Bonds selloff is likely over for now, accordion to JPMorgan Asset Management.
Seamus Mac Gorain, head of global rates at the $2.5 trillion investment giant, who said markets have now largely priced in expectations for aggressive US interest rate hikes to combat the highest inflation in four decades.
Even if yields inch higher from here, the bulk of painful losses has already been inked, he said.
Treasuries can still “get somewhat higher yields, maybe you get to as high as 3.25%,” London-based Mac Gorain said of the 10-year benchmark, which traded around 2.9% Thursday.
“But I think the truth is that a lot of the near term move has already happened at this point.

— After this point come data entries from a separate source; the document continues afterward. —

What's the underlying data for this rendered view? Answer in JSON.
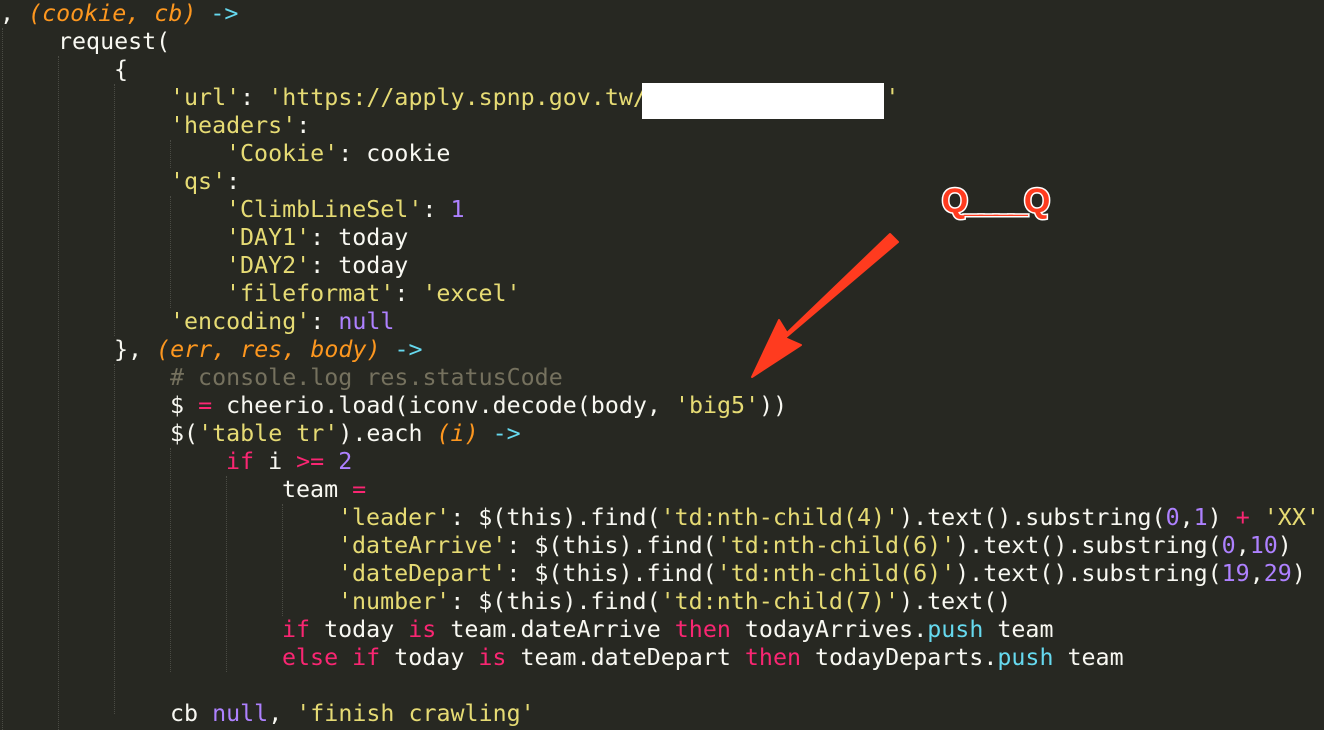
{
  "code_lines": [
    {
      "tokens": [
        {
          "t": ", ",
          "c": "plain"
        },
        {
          "t": "(cookie, cb)",
          "c": "param"
        },
        {
          "t": " ",
          "c": "plain"
        },
        {
          "t": "->",
          "c": "arrow"
        }
      ]
    },
    {
      "tokens": [
        {
          "t": "request(",
          "c": "plain"
        }
      ]
    },
    {
      "tokens": [
        {
          "t": "{",
          "c": "plain"
        }
      ]
    },
    {
      "tokens": [
        {
          "t": "'url'",
          "c": "str"
        },
        {
          "t": ": ",
          "c": "plain"
        },
        {
          "t": "'https://apply.spnp.gov.tw/",
          "c": "str"
        },
        {
          "t": "                 ",
          "c": "plain"
        },
        {
          "t": "'",
          "c": "str"
        }
      ]
    },
    {
      "tokens": [
        {
          "t": "'headers'",
          "c": "str"
        },
        {
          "t": ":",
          "c": "plain"
        }
      ]
    },
    {
      "tokens": [
        {
          "t": "'Cookie'",
          "c": "str"
        },
        {
          "t": ": cookie",
          "c": "plain"
        }
      ]
    },
    {
      "tokens": [
        {
          "t": "'qs'",
          "c": "str"
        },
        {
          "t": ":",
          "c": "plain"
        }
      ]
    },
    {
      "tokens": [
        {
          "t": "'ClimbLineSel'",
          "c": "str"
        },
        {
          "t": ": ",
          "c": "plain"
        },
        {
          "t": "1",
          "c": "num"
        }
      ]
    },
    {
      "tokens": [
        {
          "t": "'DAY1'",
          "c": "str"
        },
        {
          "t": ": today",
          "c": "plain"
        }
      ]
    },
    {
      "tokens": [
        {
          "t": "'DAY2'",
          "c": "str"
        },
        {
          "t": ": today",
          "c": "plain"
        }
      ]
    },
    {
      "tokens": [
        {
          "t": "'fileformat'",
          "c": "str"
        },
        {
          "t": ": ",
          "c": "plain"
        },
        {
          "t": "'excel'",
          "c": "str"
        }
      ]
    },
    {
      "tokens": [
        {
          "t": "'encoding'",
          "c": "str"
        },
        {
          "t": ": ",
          "c": "plain"
        },
        {
          "t": "null",
          "c": "num"
        }
      ]
    },
    {
      "tokens": [
        {
          "t": "}, ",
          "c": "plain"
        },
        {
          "t": "(err, res, body)",
          "c": "param"
        },
        {
          "t": " ",
          "c": "plain"
        },
        {
          "t": "->",
          "c": "arrow"
        }
      ]
    },
    {
      "tokens": [
        {
          "t": "# console.log res.statusCode",
          "c": "comment"
        }
      ]
    },
    {
      "tokens": [
        {
          "t": "$ ",
          "c": "plain"
        },
        {
          "t": "=",
          "c": "kw"
        },
        {
          "t": " cheerio.load(iconv.decode(body, ",
          "c": "plain"
        },
        {
          "t": "'big5'",
          "c": "str"
        },
        {
          "t": "))",
          "c": "plain"
        }
      ]
    },
    {
      "tokens": [
        {
          "t": "$(",
          "c": "plain"
        },
        {
          "t": "'table tr'",
          "c": "str"
        },
        {
          "t": ").each ",
          "c": "plain"
        },
        {
          "t": "(i)",
          "c": "param"
        },
        {
          "t": " ",
          "c": "plain"
        },
        {
          "t": "->",
          "c": "arrow"
        }
      ]
    },
    {
      "tokens": [
        {
          "t": "if",
          "c": "kw"
        },
        {
          "t": " i ",
          "c": "plain"
        },
        {
          "t": ">=",
          "c": "kw"
        },
        {
          "t": " ",
          "c": "plain"
        },
        {
          "t": "2",
          "c": "num"
        }
      ]
    },
    {
      "tokens": [
        {
          "t": "team ",
          "c": "plain"
        },
        {
          "t": "=",
          "c": "kw"
        }
      ]
    },
    {
      "tokens": [
        {
          "t": "'leader'",
          "c": "str"
        },
        {
          "t": ": $(this).find(",
          "c": "plain"
        },
        {
          "t": "'td:nth-child(4)'",
          "c": "str"
        },
        {
          "t": ").text().substring(",
          "c": "plain"
        },
        {
          "t": "0",
          "c": "num"
        },
        {
          "t": ",",
          "c": "plain"
        },
        {
          "t": "1",
          "c": "num"
        },
        {
          "t": ") ",
          "c": "plain"
        },
        {
          "t": "+",
          "c": "kw"
        },
        {
          "t": " ",
          "c": "plain"
        },
        {
          "t": "'XX'",
          "c": "str"
        }
      ]
    },
    {
      "tokens": [
        {
          "t": "'dateArrive'",
          "c": "str"
        },
        {
          "t": ": $(this).find(",
          "c": "plain"
        },
        {
          "t": "'td:nth-child(6)'",
          "c": "str"
        },
        {
          "t": ").text().substring(",
          "c": "plain"
        },
        {
          "t": "0",
          "c": "num"
        },
        {
          "t": ",",
          "c": "plain"
        },
        {
          "t": "10",
          "c": "num"
        },
        {
          "t": ")",
          "c": "plain"
        }
      ]
    },
    {
      "tokens": [
        {
          "t": "'dateDepart'",
          "c": "str"
        },
        {
          "t": ": $(this).find(",
          "c": "plain"
        },
        {
          "t": "'td:nth-child(6)'",
          "c": "str"
        },
        {
          "t": ").text().substring(",
          "c": "plain"
        },
        {
          "t": "19",
          "c": "num"
        },
        {
          "t": ",",
          "c": "plain"
        },
        {
          "t": "29",
          "c": "num"
        },
        {
          "t": ")",
          "c": "plain"
        }
      ]
    },
    {
      "tokens": [
        {
          "t": "'number'",
          "c": "str"
        },
        {
          "t": ": $(this).find(",
          "c": "plain"
        },
        {
          "t": "'td:nth-child(7)'",
          "c": "str"
        },
        {
          "t": ").text()",
          "c": "plain"
        }
      ]
    },
    {
      "tokens": [
        {
          "t": "if",
          "c": "kw"
        },
        {
          "t": " today ",
          "c": "plain"
        },
        {
          "t": "is",
          "c": "kw"
        },
        {
          "t": " team.dateArrive ",
          "c": "plain"
        },
        {
          "t": "then",
          "c": "kw"
        },
        {
          "t": " todayArrives.",
          "c": "plain"
        },
        {
          "t": "push",
          "c": "fn"
        },
        {
          "t": " team",
          "c": "plain"
        }
      ]
    },
    {
      "tokens": [
        {
          "t": "else if",
          "c": "kw"
        },
        {
          "t": " today ",
          "c": "plain"
        },
        {
          "t": "is",
          "c": "kw"
        },
        {
          "t": " team.dateDepart ",
          "c": "plain"
        },
        {
          "t": "then",
          "c": "kw"
        },
        {
          "t": " todayDeparts.",
          "c": "plain"
        },
        {
          "t": "push",
          "c": "fn"
        },
        {
          "t": " team",
          "c": "plain"
        }
      ]
    },
    {
      "tokens": []
    },
    {
      "tokens": [
        {
          "t": "cb ",
          "c": "plain"
        },
        {
          "t": "null",
          "c": "num"
        },
        {
          "t": ", ",
          "c": "plain"
        },
        {
          "t": "'finish crawling'",
          "c": "str"
        }
      ]
    }
  ],
  "annotation": {
    "emoticon_text": "Q____Q",
    "arrow_color": "#FF3B1F",
    "redaction_color": "#FFFFFF"
  },
  "theme": {
    "background": "#272822",
    "text": "#F8F8F2",
    "string": "#E6DB74",
    "keyword": "#F92672",
    "number": "#AE81FF",
    "param": "#FD971F",
    "function": "#66D9EF",
    "comment": "#75715E"
  }
}
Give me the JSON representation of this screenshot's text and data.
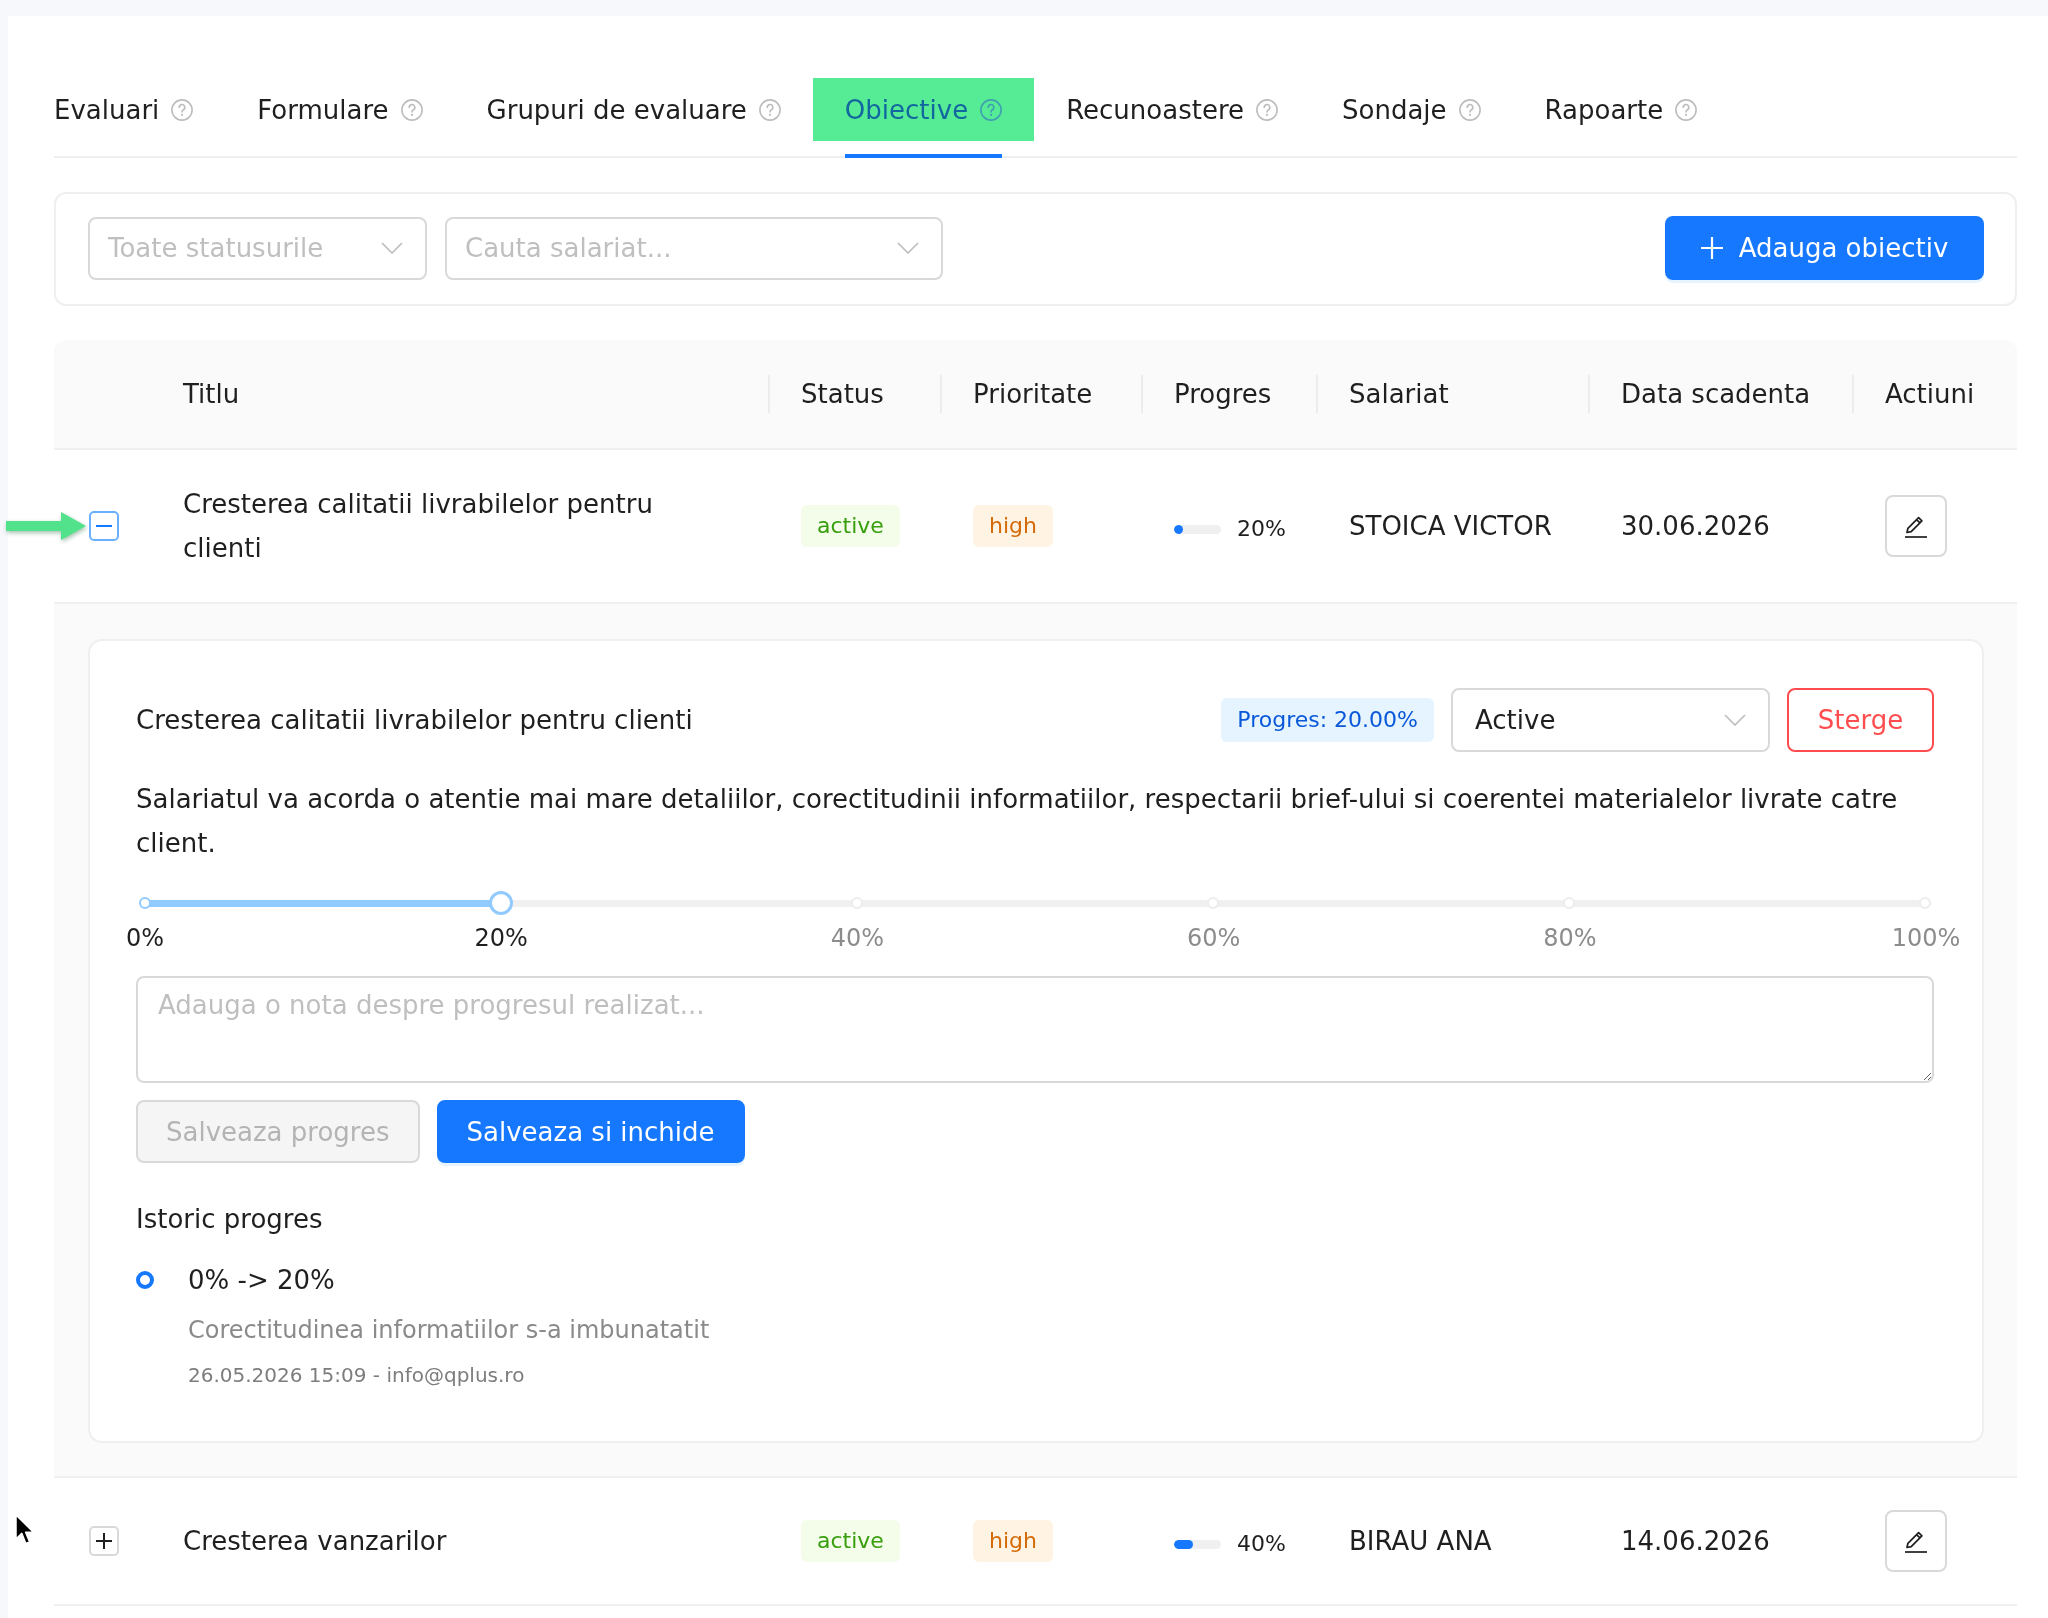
{
  "tabs": [
    {
      "label": "Evaluari",
      "selected": false
    },
    {
      "label": "Formulare",
      "selected": false
    },
    {
      "label": "Grupuri de evaluare",
      "selected": false
    },
    {
      "label": "Obiective",
      "selected": true
    },
    {
      "label": "Recunoastere",
      "selected": false
    },
    {
      "label": "Sondaje",
      "selected": false
    },
    {
      "label": "Rapoarte",
      "selected": false
    }
  ],
  "filters": {
    "status_select": {
      "placeholder": "Toate statusurile"
    },
    "employee_select": {
      "placeholder": "Cauta salariat..."
    },
    "add_button": {
      "label": "Adauga obiectiv"
    }
  },
  "table": {
    "columns": [
      "Titlu",
      "Status",
      "Prioritate",
      "Progres",
      "Salariat",
      "Data scadenta",
      "Actiuni"
    ],
    "rows": [
      {
        "expanded": true,
        "title": "Cresterea calitatii livrabilelor pentru clienti",
        "status": "active",
        "priority": "high",
        "progress": {
          "level": 0.2,
          "reading": "20%"
        },
        "employee": "STOICA VICTOR",
        "due_date": "30.06.2026",
        "detail": {
          "title": "Cresterea calitatii livrabilelor pentru clienti",
          "progress_tag": "Progres: 20.00%",
          "status_select": {
            "value": "Active"
          },
          "delete_button": "Sterge",
          "description": "Salariatul va acorda o atentie mai mare detaliilor, corectitudinii informatiilor, respectarii brief-ului si coerentei materialelor livrate catre client.",
          "slider": {
            "level": 0.2,
            "marks": [
              "0%",
              "20%",
              "40%",
              "60%",
              "80%",
              "100%"
            ]
          },
          "note_field": {
            "placeholder": "Adauga o nota despre progresul realizat..."
          },
          "buttons": [
            {
              "label": "Salveaza progres",
              "kind": "default",
              "disabled": true
            },
            {
              "label": "Salveaza si inchide",
              "kind": "primary",
              "disabled": false
            }
          ],
          "history": {
            "title": "Istoric progres",
            "entries": [
              {
                "change": "0% -> 20%",
                "comment": "Corectitudinea informatiilor s-a imbunatatit",
                "meta": "26.05.2026 15:09 - info@qplus.ro"
              }
            ]
          }
        }
      },
      {
        "expanded": false,
        "title": "Cresterea vanzarilor",
        "status": "active",
        "priority": "high",
        "progress": {
          "level": 0.4,
          "reading": "40%"
        },
        "employee": "BIRAU ANA",
        "due_date": "14.06.2026"
      }
    ]
  }
}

We’ve already had a pretty big correction.”
The bond head continues to hold a short Treasuries position “on an outright basis,” he added.
For Mac Gorain, a former fixed-income portfolio manager at the Bank of England, the odds of a 2022 US downturn are now close to even as Fed Chairman Jerome Powell stresses the central bank will consider “moving more aggressively” to curb inflation.
“Recession next year is a very serious possibility” as the Fed tries to “thread the needle” on balancing inflation and recessionary risks, he said. “You’ll have seen monetary policy tightening starting to impact growth, you’ll have less support from fiscal policy, it’s hard to see any big fiscal stimulus in the US after mid-term elections.”
Goldman Sachs Group Inc. sees a 30% to 40% chance of a recession in the next 12 to 24 months. Tesla Inc. chief executive Elon Musk said the US is probably in a recession already — one that could last up to 18 months.